- _EXERCISE AIM_
Set down each line of the listing below exactly as it is written.

START RECORDS PROVIDED

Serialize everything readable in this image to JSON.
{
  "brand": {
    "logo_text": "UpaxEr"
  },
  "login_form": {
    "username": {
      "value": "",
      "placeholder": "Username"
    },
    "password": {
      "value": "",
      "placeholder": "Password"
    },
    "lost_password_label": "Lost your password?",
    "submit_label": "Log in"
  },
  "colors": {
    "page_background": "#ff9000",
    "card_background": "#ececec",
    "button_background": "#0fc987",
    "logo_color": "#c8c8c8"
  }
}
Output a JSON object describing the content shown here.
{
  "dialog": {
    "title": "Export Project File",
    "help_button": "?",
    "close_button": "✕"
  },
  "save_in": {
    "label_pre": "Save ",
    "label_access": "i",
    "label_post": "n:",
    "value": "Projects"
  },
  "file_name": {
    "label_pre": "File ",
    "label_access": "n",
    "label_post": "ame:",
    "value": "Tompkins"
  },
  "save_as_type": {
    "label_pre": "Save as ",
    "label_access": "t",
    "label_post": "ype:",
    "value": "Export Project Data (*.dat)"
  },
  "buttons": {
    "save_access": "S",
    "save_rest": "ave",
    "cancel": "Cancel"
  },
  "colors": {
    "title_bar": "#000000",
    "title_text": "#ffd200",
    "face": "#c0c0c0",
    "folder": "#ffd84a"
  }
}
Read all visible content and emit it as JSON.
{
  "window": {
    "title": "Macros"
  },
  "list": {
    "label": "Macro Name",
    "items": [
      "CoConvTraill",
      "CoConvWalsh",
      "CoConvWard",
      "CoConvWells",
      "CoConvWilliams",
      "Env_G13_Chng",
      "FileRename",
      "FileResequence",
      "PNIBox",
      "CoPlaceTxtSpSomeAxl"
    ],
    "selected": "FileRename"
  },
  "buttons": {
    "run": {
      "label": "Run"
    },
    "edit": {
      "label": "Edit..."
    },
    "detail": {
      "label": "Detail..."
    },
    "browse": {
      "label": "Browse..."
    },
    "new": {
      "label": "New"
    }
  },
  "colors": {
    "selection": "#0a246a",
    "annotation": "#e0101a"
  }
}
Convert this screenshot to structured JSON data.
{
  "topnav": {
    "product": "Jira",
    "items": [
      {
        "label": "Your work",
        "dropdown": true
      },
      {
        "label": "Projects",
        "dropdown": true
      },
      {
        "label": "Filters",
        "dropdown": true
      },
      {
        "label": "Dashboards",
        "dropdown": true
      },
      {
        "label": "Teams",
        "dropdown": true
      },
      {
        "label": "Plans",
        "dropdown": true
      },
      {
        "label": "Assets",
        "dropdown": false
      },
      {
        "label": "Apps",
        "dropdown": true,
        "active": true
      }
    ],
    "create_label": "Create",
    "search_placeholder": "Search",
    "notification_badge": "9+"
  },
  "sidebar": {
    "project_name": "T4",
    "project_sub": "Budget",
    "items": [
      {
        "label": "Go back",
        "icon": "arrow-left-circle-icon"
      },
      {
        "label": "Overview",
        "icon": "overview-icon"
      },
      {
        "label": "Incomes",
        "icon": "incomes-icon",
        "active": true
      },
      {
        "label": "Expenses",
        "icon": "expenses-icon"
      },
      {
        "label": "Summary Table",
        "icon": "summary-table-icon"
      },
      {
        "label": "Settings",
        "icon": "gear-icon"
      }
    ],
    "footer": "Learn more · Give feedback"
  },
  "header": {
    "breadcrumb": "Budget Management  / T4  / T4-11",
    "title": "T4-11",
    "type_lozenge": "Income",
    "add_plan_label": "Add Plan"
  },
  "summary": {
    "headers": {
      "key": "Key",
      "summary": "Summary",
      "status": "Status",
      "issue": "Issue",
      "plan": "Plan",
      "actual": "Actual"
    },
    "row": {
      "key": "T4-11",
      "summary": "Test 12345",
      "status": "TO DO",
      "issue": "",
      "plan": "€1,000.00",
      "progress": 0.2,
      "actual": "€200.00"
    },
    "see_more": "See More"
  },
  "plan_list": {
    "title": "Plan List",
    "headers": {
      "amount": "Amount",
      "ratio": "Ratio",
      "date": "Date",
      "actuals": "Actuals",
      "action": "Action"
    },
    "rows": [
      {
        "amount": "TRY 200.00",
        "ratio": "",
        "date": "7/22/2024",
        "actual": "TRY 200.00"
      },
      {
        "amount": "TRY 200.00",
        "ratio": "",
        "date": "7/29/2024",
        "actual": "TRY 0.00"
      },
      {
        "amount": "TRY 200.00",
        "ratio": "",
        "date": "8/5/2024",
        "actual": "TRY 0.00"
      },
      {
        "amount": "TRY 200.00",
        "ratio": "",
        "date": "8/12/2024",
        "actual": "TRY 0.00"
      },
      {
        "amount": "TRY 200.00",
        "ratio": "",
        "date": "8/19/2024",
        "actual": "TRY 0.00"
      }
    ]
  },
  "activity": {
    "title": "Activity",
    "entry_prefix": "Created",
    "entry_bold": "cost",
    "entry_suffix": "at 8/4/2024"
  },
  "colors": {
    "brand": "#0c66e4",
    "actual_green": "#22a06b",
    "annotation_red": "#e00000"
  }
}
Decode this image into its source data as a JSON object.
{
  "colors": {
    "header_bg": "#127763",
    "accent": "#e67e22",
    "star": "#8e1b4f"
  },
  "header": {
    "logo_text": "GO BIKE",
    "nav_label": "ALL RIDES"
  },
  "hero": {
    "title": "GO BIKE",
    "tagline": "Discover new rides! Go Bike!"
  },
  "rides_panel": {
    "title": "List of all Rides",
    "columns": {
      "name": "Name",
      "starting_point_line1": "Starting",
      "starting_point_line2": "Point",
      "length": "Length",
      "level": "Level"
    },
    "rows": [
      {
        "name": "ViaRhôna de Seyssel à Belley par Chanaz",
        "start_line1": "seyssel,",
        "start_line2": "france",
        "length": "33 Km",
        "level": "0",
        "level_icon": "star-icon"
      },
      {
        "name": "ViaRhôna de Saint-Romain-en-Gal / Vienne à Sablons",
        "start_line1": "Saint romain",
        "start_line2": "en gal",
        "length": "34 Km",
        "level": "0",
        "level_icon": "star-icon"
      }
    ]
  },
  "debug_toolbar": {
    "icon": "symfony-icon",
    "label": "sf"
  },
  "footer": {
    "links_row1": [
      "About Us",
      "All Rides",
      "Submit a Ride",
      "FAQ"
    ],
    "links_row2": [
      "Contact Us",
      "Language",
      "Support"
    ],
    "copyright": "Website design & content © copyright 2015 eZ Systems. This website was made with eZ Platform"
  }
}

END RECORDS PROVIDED

- _SOLUTION FOR THIS TASK_
Serialize everything readable in this image to JSON.
{
  "brand": {
    "logo_text": "UpaxEr"
  },
  "login_form": {
    "username": {
      "value": "",
      "placeholder": "Username"
    },
    "password": {
      "value": "",
      "placeholder": "Password"
    },
    "lost_password_label": "Lost your password?",
    "submit_label": "Log in"
  },
  "colors": {
    "page_background": "#ff9000",
    "card_background": "#ececec",
    "button_background": "#0fc987",
    "logo_color": "#c8c8c8"
  }
}
Output a JSON object describing the content shown here.
{
  "dialog": {
    "title": "Export Project File",
    "help_button": "?",
    "close_button": "✕"
  },
  "save_in": {
    "label_pre": "Save ",
    "label_access": "i",
    "label_post": "n:",
    "value": "Projects"
  },
  "file_name": {
    "label_pre": "File ",
    "label_access": "n",
    "label_post": "ame:",
    "value": "Tompkins"
  },
  "save_as_type": {
    "label_pre": "Save as ",
    "label_access": "t",
    "label_post": "ype:",
    "value": "Export Project Data (*.dat)"
  },
  "buttons": {
    "save_access": "S",
    "save_rest": "ave",
    "cancel": "Cancel"
  },
  "colors": {
    "title_bar": "#000000",
    "title_text": "#ffd200",
    "face": "#c0c0c0",
    "folder": "#ffd84a"
  }
}
Read all visible content and emit it as JSON.
{
  "window": {
    "title": "Macros"
  },
  "list": {
    "label": "Macro Name",
    "items": [
      "CoConvTraill",
      "CoConvWalsh",
      "CoConvWard",
      "CoConvWells",
      "CoConvWilliams",
      "Env_G13_Chng",
      "FileRename",
      "FileResequence",
      "PNIBox",
      "CoPlaceTxtSpSomeAxl"
    ],
    "selected": "FileRename"
  },
  "buttons": {
    "run": {
      "label": "Run"
    },
    "edit": {
      "label": "Edit..."
    },
    "detail": {
      "label": "Detail..."
    },
    "browse": {
      "label": "Browse..."
    },
    "new": {
      "label": "New"
    }
  },
  "colors": {
    "selection": "#0a246a",
    "annotation": "#e0101a"
  }
}
Convert this screenshot to structured JSON data.
{
  "topnav": {
    "product": "Jira",
    "items": [
      {
        "label": "Your work",
        "dropdown": true
      },
      {
        "label": "Projects",
        "dropdown": true
      },
      {
        "label": "Filters",
        "dropdown": true
      },
      {
        "label": "Dashboards",
        "dropdown": true
      },
      {
        "label": "Teams",
        "dropdown": true
      },
      {
        "label": "Plans",
        "dropdown": true
      },
      {
        "label": "Assets",
        "dropdown": false
      },
      {
        "label": "Apps",
        "dropdown": true,
        "active": true
      }
    ],
    "create_label": "Create",
    "search_placeholder": "Search",
    "notification_badge": "9+"
  },
  "sidebar": {
    "project_name": "T4",
    "project_sub": "Budget",
    "items": [
      {
        "label": "Go back",
        "icon": "arrow-left-circle-icon"
      },
      {
        "label": "Overview",
        "icon": "overview-icon"
      },
      {
        "label": "Incomes",
        "icon": "incomes-icon",
        "active": true
      },
      {
        "label": "Expenses",
        "icon": "expenses-icon"
      },
      {
        "label": "Summary Table",
        "icon": "summary-table-icon"
      },
      {
        "label": "Settings",
        "icon": "gear-icon"
      }
    ],
    "footer": "Learn more · Give feedback"
  },
  "header": {
    "breadcrumb": "Budget Management  / T4  / T4-11",
    "title": "T4-11",
    "type_lozenge": "Income",
    "add_plan_label": "Add Plan"
  },
  "summary": {
    "headers": {
      "key": "Key",
      "summary": "Summary",
      "status": "Status",
      "issue": "Issue",
      "plan": "Plan",
      "actual": "Actual"
    },
    "row": {
      "key": "T4-11",
      "summary": "Test 12345",
      "status": "TO DO",
      "issue": "",
      "plan": "€1,000.00",
      "progress": 0.2,
      "actual": "€200.00"
    },
    "see_more": "See More"
  },
  "plan_list": {
    "title": "Plan List",
    "headers": {
      "amount": "Amount",
      "ratio": "Ratio",
      "date": "Date",
      "actuals": "Actuals",
      "action": "Action"
    },
    "rows": [
      {
        "amount": "TRY 200.00",
        "ratio": "",
        "date": "7/22/2024",
        "actual": "TRY 200.00"
      },
      {
        "amount": "TRY 200.00",
        "ratio": "",
        "date": "7/29/2024",
        "actual": "TRY 0.00"
      },
      {
        "amount": "TRY 200.00",
        "ratio": "",
        "date": "8/5/2024",
        "actual": "TRY 0.00"
      },
      {
        "amount": "TRY 200.00",
        "ratio": "",
        "date": "8/12/2024",
        "actual": "TRY 0.00"
      },
      {
        "amount": "TRY 200.00",
        "ratio": "",
        "date": "8/19/2024",
        "actual": "TRY 0.00"
      }
    ]
  },
  "activity": {
    "title": "Activity",
    "entry_prefix": "Created",
    "entry_bold": "cost",
    "entry_suffix": "at 8/4/2024"
  },
  "colors": {
    "brand": "#0c66e4",
    "actual_green": "#22a06b",
    "annotation_red": "#e00000"
  }
}
Decode this image into its source data as a JSON object.
{
  "colors": {
    "header_bg": "#127763",
    "accent": "#e67e22",
    "star": "#8e1b4f"
  },
  "header": {
    "logo_text": "GO BIKE",
    "nav_label": "ALL RIDES"
  },
  "hero": {
    "title": "GO BIKE",
    "tagline": "Discover new rides! Go Bike!"
  },
  "rides_panel": {
    "title": "List of all Rides",
    "columns": {
      "name": "Name",
      "starting_point_line1": "Starting",
      "starting_point_line2": "Point",
      "length": "Length",
      "level": "Level"
    },
    "rows": [
      {
        "name": "ViaRhôna de Seyssel à Belley par Chanaz",
        "start_line1": "seyssel,",
        "start_line2": "france",
        "length": "33 Km",
        "level": "0",
        "level_icon": "star-icon"
      },
      {
        "name": "ViaRhôna de Saint-Romain-en-Gal / Vienne à Sablons",
        "start_line1": "Saint romain",
        "start_line2": "en gal",
        "length": "34 Km",
        "level": "0",
        "level_icon": "star-icon"
      }
    ]
  },
  "debug_toolbar": {
    "icon": "symfony-icon",
    "label": "sf"
  },
  "footer": {
    "links_row1": [
      "About Us",
      "All Rides",
      "Submit a Ride",
      "FAQ"
    ],
    "links_row2": [
      "Contact Us",
      "Language",
      "Support"
    ],
    "copyright": "Website design & content © copyright 2015 eZ Systems. This website was made with eZ Platform"
  }
}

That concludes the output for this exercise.